After three and a half years with the school district, the AARC was undergoing some program changes, and Joseph heard about the opportunity to return to his alma mater to work as a director. The decision to leave his students wasn't an easy one. But, in the end, he said he applied the same logic to that problem as he had to those he solved with his students - the same he used when he decided to attend SFA in the first place. "It was a tough decision to leave, but I see it as another opportunity to challenge myself. It's what I'd been asking my students to do all along."

He accepted the position of AARC science program director in October 2013 and immediately began addressing some of the challenges there, McWilliams said. He brought a quantitative approach to problem solving that had been lacking before. Now the center has tangible, measurable information it can use to better train tutors, help students, address challenges and leverage successes. It's an approach to problems that could have benefited any number of private businesses or other state institutions.

"He could have done many things, but he chose to do this," McWilliams said. "That's one of the things that sets SFA apart from many other universities - how many people come back.
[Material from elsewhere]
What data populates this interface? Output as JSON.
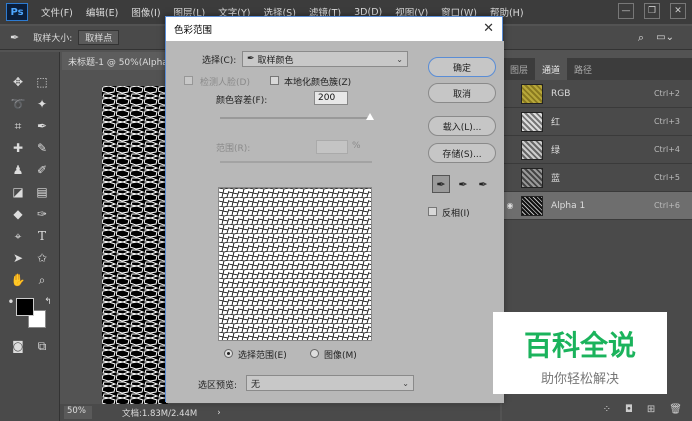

We like to bring SFA people back."

Though being a program director is different from working hands-on with students, Joseph said he's enjoying the new challenge. His experience as a former SFA student and student instructor for the AARC is something he continues to draw on to further the center's work.

The reason he chose to return to SFA is simple, Joseph said. "I enjoy teaching. I enjoy seeing that light bulb moment when students finally understand something. I enjoy answering the question, 'Why am I going to use this in real life?'"